After that, you have a big meeting, where everybody who is invited to the project can take part. That was both times in Munich. That’s about 100 people, where you do a first presentation. Then ICIJ starts explaining how they would make the data accessible, what the security measures are, what the emergency plans are, what’s a possible publication date, knowing that it could later be postponed. That’s then basically a two‑day meeting where you set up groups for who is focusing on what.
On parsing complex documents
For each story, we went to numerous experts, because it’s not like you show it to an expert and he’s like, “Yeah, cool. That’s illegal, that’s legal. Here you go.” It’s more like, “Well, I’m sure on that part. That looks shady, but on that part I have no idea why they put that sentence, for example, in a contract. Ask my colleague who is working in Amsterdam. He worked in that field.” In the end I would guess, we approached about a hundred experts.
On the impact
The pessimist in me says there’s not that big a change, because we do see people that we saw in the Offshore Leaks in 2013. Then we saw them in the Swiss Leaks in 2015. Then we saw them in the Panama Papers and then again in Paradise Papers. You see them in every leak, and these are the names we now search in everything we get because there’s a high chance you will find them again.
The optimist sees that there is a certain fear now. Already in the Panama Papers we’ve found, for example, emails where they referred to previous ICIJ investigations.
Employees of Panama Papers law firm Mossack Fonseca for example informed their customers that they would have a “state-of-the-art” data center and that all communication is encrypted to “the highest possible security standards.” The firm also promised other clients that all the sensitive data is safe and that it will never leave Panama.
I think one outcome of leaks like the Panama Papers or the Paradise Papers is that nobody can feel safe anymore in tax havens.

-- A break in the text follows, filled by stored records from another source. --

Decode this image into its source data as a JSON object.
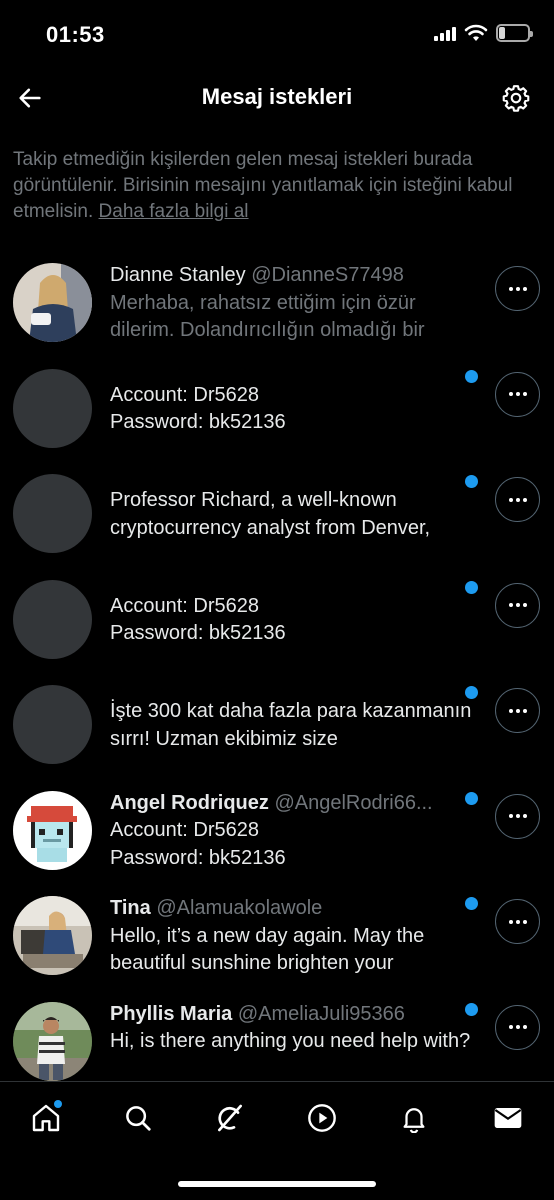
{
  "status_bar": {
    "time": "01:53",
    "battery": "21",
    "battery_fraction": 0.21
  },
  "header": {
    "title": "Mesaj istekleri",
    "back_icon": "arrow-left-icon",
    "settings_icon": "gear-icon"
  },
  "info": {
    "text": "Takip etmediğin kişilerden gelen mesaj istekleri burada görüntülenir. Birisinin mesajını yanıtlamak için isteğini kabul etmelisin. ",
    "link": "Daha fazla bilgi al"
  },
  "requests": [
    {
      "name": "Dianne Stanley",
      "handle": "@DianneS77498",
      "message": "Merhaba, rahatsız ettiğim için özür dilerim. Dolandırıcılığın olmadığı bir",
      "unread": false,
      "bold_name": false,
      "avatar": "photo-woman-blue-jacket"
    },
    {
      "name": "",
      "handle": "",
      "message": "Account: Dr5628\nPassword: bk52136",
      "unread": true,
      "bold_name": false,
      "avatar": "default"
    },
    {
      "name": "",
      "handle": "",
      "message": "Professor Richard, a well-known cryptocurrency analyst from Denver,",
      "unread": true,
      "bold_name": false,
      "avatar": "default"
    },
    {
      "name": "",
      "handle": "",
      "message": "Account: Dr5628\nPassword: bk52136",
      "unread": true,
      "bold_name": false,
      "avatar": "default"
    },
    {
      "name": "",
      "handle": "",
      "message": "İşte 300 kat daha fazla para kazanmanın sırrı! Uzman ekibimiz size",
      "unread": true,
      "bold_name": false,
      "avatar": "default"
    },
    {
      "name": "Angel Rodriquez",
      "handle": "@AngelRodri66...",
      "message": "Account: Dr5628\nPassword: bk52136",
      "unread": true,
      "bold_name": true,
      "avatar": "pixel-art-character"
    },
    {
      "name": "Tina",
      "handle": "@Alamuakolawole",
      "message": "Hello, it’s a new day again. May the beautiful sunshine brighten your",
      "unread": true,
      "bold_name": true,
      "avatar": "photo-woman-sitting"
    },
    {
      "name": "Phyllis Maria",
      "handle": "@AmeliaJuli95366",
      "message": "Hi, is there anything you need help with?",
      "unread": true,
      "bold_name": true,
      "avatar": "photo-man-outdoors"
    }
  ],
  "more_icon": "more-horizontal-icon",
  "tabbar": {
    "tabs": [
      {
        "icon": "home-icon",
        "has_dot": true
      },
      {
        "icon": "search-icon",
        "has_dot": false
      },
      {
        "icon": "grok-icon",
        "has_dot": false
      },
      {
        "icon": "play-icon",
        "has_dot": false
      },
      {
        "icon": "bell-icon",
        "has_dot": false
      },
      {
        "icon": "mail-icon",
        "has_dot": false
      }
    ]
  },
  "colors": {
    "background": "#000000",
    "accent": "#1d9bf0",
    "text_primary": "#e7e9ea",
    "text_secondary": "#71767b",
    "divider": "#2f3336"
  }
}
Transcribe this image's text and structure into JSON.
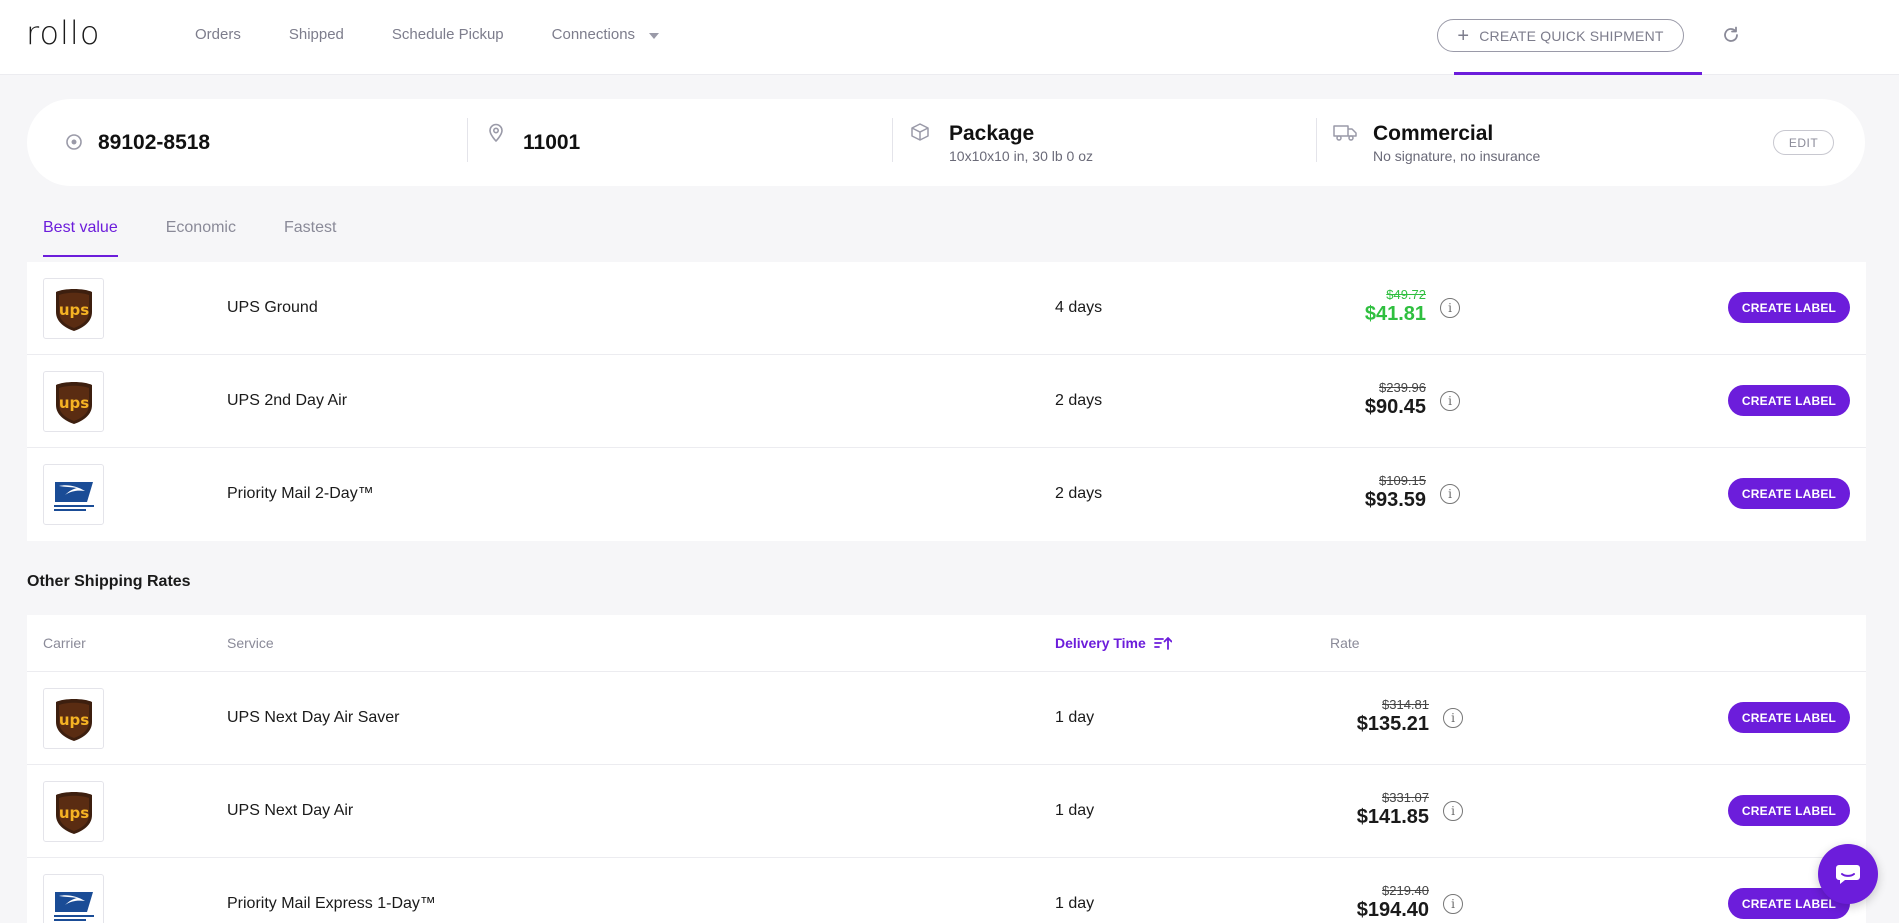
{
  "header": {
    "logo": "rollo",
    "nav": [
      {
        "label": "Orders"
      },
      {
        "label": "Shipped"
      },
      {
        "label": "Schedule Pickup"
      },
      {
        "label": "Connections"
      }
    ],
    "quick_shipment_label": "CREATE QUICK SHIPMENT",
    "accent_color": "#6c1ddb"
  },
  "summary": {
    "from_zip": "89102-8518",
    "to_zip": "11001",
    "package_title": "Package",
    "package_detail": "10x10x10 in, 30 lb 0 oz",
    "type_title": "Commercial",
    "type_detail": "No signature, no insurance",
    "edit_label": "EDIT"
  },
  "tabs": [
    {
      "label": "Best value",
      "active": true
    },
    {
      "label": "Economic",
      "active": false
    },
    {
      "label": "Fastest",
      "active": false
    }
  ],
  "best_rates": [
    {
      "carrier": "ups",
      "service": "UPS Ground",
      "delivery": "4 days",
      "old_price": "$49.72",
      "price": "$41.81",
      "highlight": true,
      "action": "CREATE LABEL"
    },
    {
      "carrier": "ups",
      "service": "UPS 2nd Day Air",
      "delivery": "2 days",
      "old_price": "$239.96",
      "price": "$90.45",
      "highlight": false,
      "action": "CREATE LABEL"
    },
    {
      "carrier": "usps",
      "service": "Priority Mail 2-Day™",
      "delivery": "2 days",
      "old_price": "$109.15",
      "price": "$93.59",
      "highlight": false,
      "action": "CREATE LABEL"
    }
  ],
  "other": {
    "title": "Other Shipping Rates",
    "columns": {
      "carrier": "Carrier",
      "service": "Service",
      "delivery": "Delivery Time",
      "rate": "Rate"
    },
    "rows": [
      {
        "carrier": "ups",
        "service": "UPS Next Day Air Saver",
        "delivery": "1 day",
        "old_price": "$314.81",
        "price": "$135.21",
        "action": "CREATE LABEL"
      },
      {
        "carrier": "ups",
        "service": "UPS Next Day Air",
        "delivery": "1 day",
        "old_price": "$331.07",
        "price": "$141.85",
        "action": "CREATE LABEL"
      },
      {
        "carrier": "usps",
        "service": "Priority Mail Express 1-Day™",
        "delivery": "1 day",
        "old_price": "$219.40",
        "price": "$194.40",
        "action": "CREATE LABEL"
      }
    ]
  },
  "icons": {
    "refresh": "refresh-icon",
    "origin": "origin-target-icon",
    "destination": "location-pin-icon",
    "package": "box-icon",
    "delivery_type": "truck-icon",
    "info": "info-icon",
    "sort": "sort-ascending-icon",
    "chat": "chat-icon"
  }
}
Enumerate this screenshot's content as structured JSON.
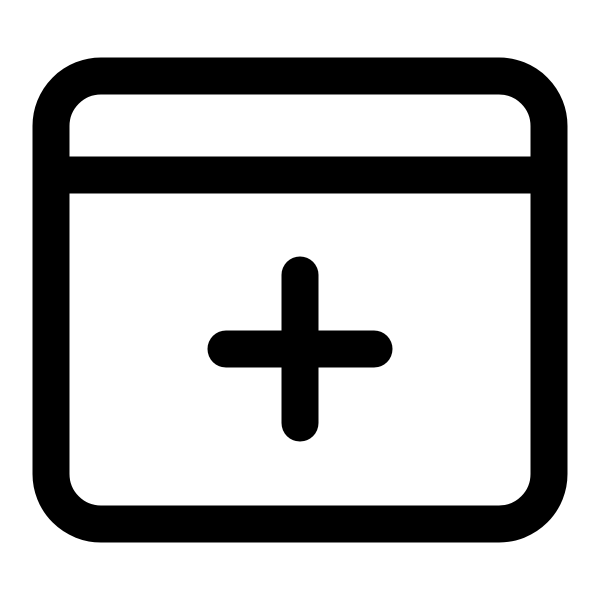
{
  "icon": {
    "name": "new-window-icon",
    "stroke_color": "#000000",
    "background_color": "#ffffff",
    "parts": [
      "window-frame",
      "title-bar-divider",
      "plus-sign"
    ]
  }
}
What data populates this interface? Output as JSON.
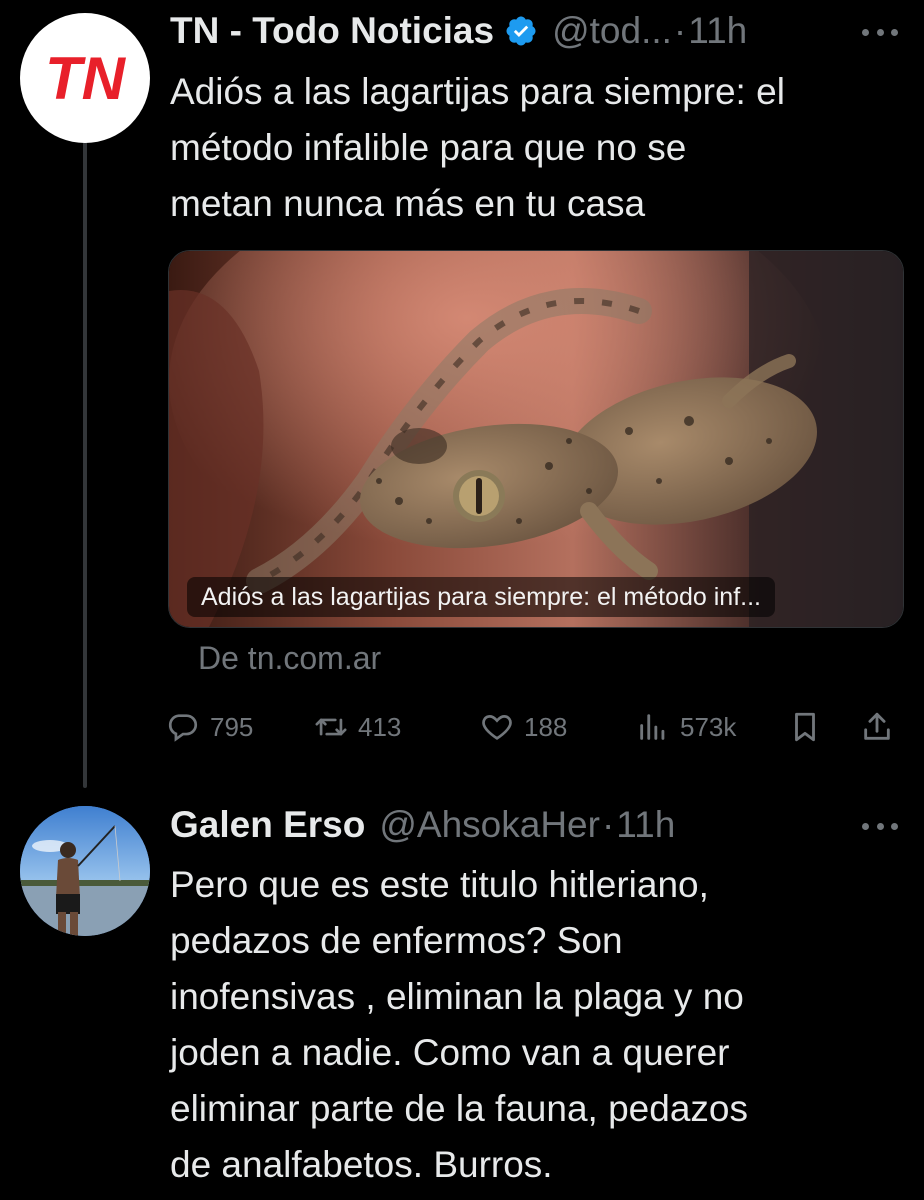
{
  "tweets": [
    {
      "author_name": "TN - Todo Noticias",
      "handle": "@tod...",
      "separator": "·",
      "time": "11h",
      "avatar_text": "TN",
      "text_lines": [
        "Adiós a las lagartijas para siempre: el",
        "método infalible para que no se",
        "metan nunca más en tu casa"
      ],
      "card": {
        "caption": "Adiós a las lagartijas para siempre: el método inf...",
        "source": "De tn.com.ar"
      },
      "actions": {
        "replies": "795",
        "retweets": "413",
        "likes": "188",
        "views": "573k"
      }
    },
    {
      "author_name": "Galen Erso",
      "handle": "@AhsokaHer",
      "separator": "·",
      "time": "11h",
      "text_lines": [
        "Pero que es este titulo hitleriano,",
        "pedazos de enfermos? Son",
        "inofensivas , eliminan la plaga y no",
        "joden a nadie. Como van a querer",
        "eliminar parte de la fauna, pedazos",
        "de analfabetos. Burros."
      ]
    }
  ],
  "icons": {
    "verified": "verified-badge-icon",
    "more": "more-options-icon",
    "reply": "reply-icon",
    "retweet": "retweet-icon",
    "like": "heart-icon",
    "views": "views-icon",
    "bookmark": "bookmark-icon",
    "share": "share-icon"
  },
  "colors": {
    "background": "#000000",
    "text": "#e7e9ea",
    "secondary": "#71767b",
    "verified": "#1d9bf0",
    "tn_brand": "#e8202a"
  }
}
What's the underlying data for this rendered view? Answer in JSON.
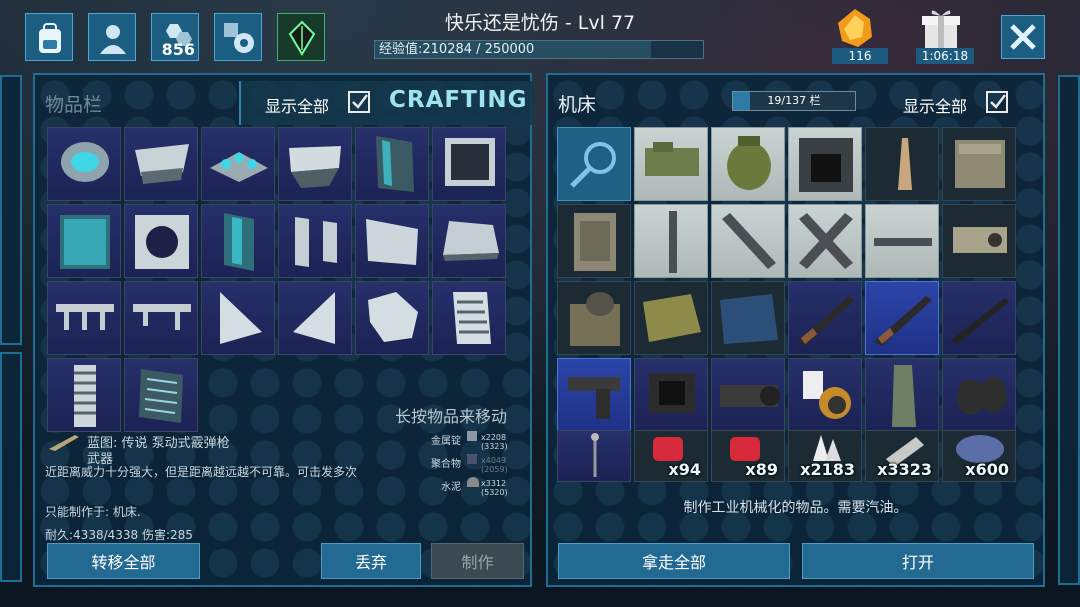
{
  "header": {
    "title": "快乐还是忧伤 - Lvl 77",
    "xp_label": "经验值:210284 / 250000",
    "xp_fraction": 0.841,
    "points_count": "856",
    "amber_count": "116",
    "gift_timer": "1:06:18"
  },
  "inventory": {
    "title": "物品栏",
    "show_all_label": "显示全部",
    "crafting_label": "CRAFTING",
    "hint": "长按物品来移动",
    "transfer_all": "转移全部",
    "drop": "丢弃",
    "craft": "制作"
  },
  "detail": {
    "title": "蓝图: 传说 泵动式霰弹枪",
    "category": "武器",
    "description": "近距离威力十分强大，但是距离越远越不可靠。可击发多次",
    "craftable_in": "只能制作于: 机床.",
    "stats": "耐久:4338/4338 伤害:285",
    "requirements": [
      {
        "name": "金属锭",
        "amount": "x2208 (3323)"
      },
      {
        "name": "聚合物",
        "amount": "x4049 (2059)"
      },
      {
        "name": "水泥",
        "amount": "x3312 (5320)"
      }
    ]
  },
  "machine": {
    "title": "机床",
    "slots_label": "19/137 栏",
    "slots_fraction": 0.139,
    "show_all_label": "显示全部",
    "description": "制作工业机械化的物品。需要汽油。",
    "take_all": "拿走全部",
    "open": "打开",
    "counts": [
      "x94",
      "x89",
      "x2183",
      "x3323",
      "x600"
    ]
  },
  "colors": {
    "panel_border": "#1f6d93",
    "button": "#236a92",
    "crafting_accent": "#9ee3ef"
  }
}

If you do hide something, I think now you realize that there’s a certain risk of a leak. If you do that business, you have to be very, very careful.
You do see the mechanisms already. In the Panama Papers we found guys who insisted on not putting their names in documents. One of them was called Harry Potter. They use these code names. One of my favorite lines comes from an email to “Winnie the Pooh”: “Regarding my meeting with Harry Potter…” You do see they are disguising, but I think that there’s always a way to find out if something is leaked.
On the value of collaboration
It helps to deal with some hundreds of journalists because it encourages you to go on. I normally have, after several weeks, reached a point of frustration where I would put a case aside and run the risk of forgetting it. If you then have a partner in Sweden or Spain who is asking, “Hey, I saw that you posted three months ago that you found that name. Did you follow up with that, because I had a look in the data, and I found this and that.” Then you get new energy to go on.
On maintaining secrecy
Everybody is aware of the risk and nobody wants to be the one putting the life of colleagues in danger, and furthermore, nobody wants to be the one ruining the whole project. If you are the one speaking too much and thereby make the investigation public, you have three or four hundred investigative journalists all around the world who will never work with you again.
The investigative journalism community is, in these times, very close. Everybody knows everyone, and everyone knows these rumors going on about colleagues who are not that good at keeping secrets, and you don’t want to be one of them, so that helps a lot.
The ICIJ continually sends weekly or monthly reminders out, stating warnings like “Please be aware of encryption. Here, again, if you need help, please inform us. We will set up a meeting with our IT guys to help you. If you do have problems, let us know.”
Then there are reminders of what to do when you lose your cell phone, when you lose your laptop, and stuff like that, so that in your mind, you constantly hear the voice of the head or the deputy head of ICIJ, Marina Walker, reminding you to be careful.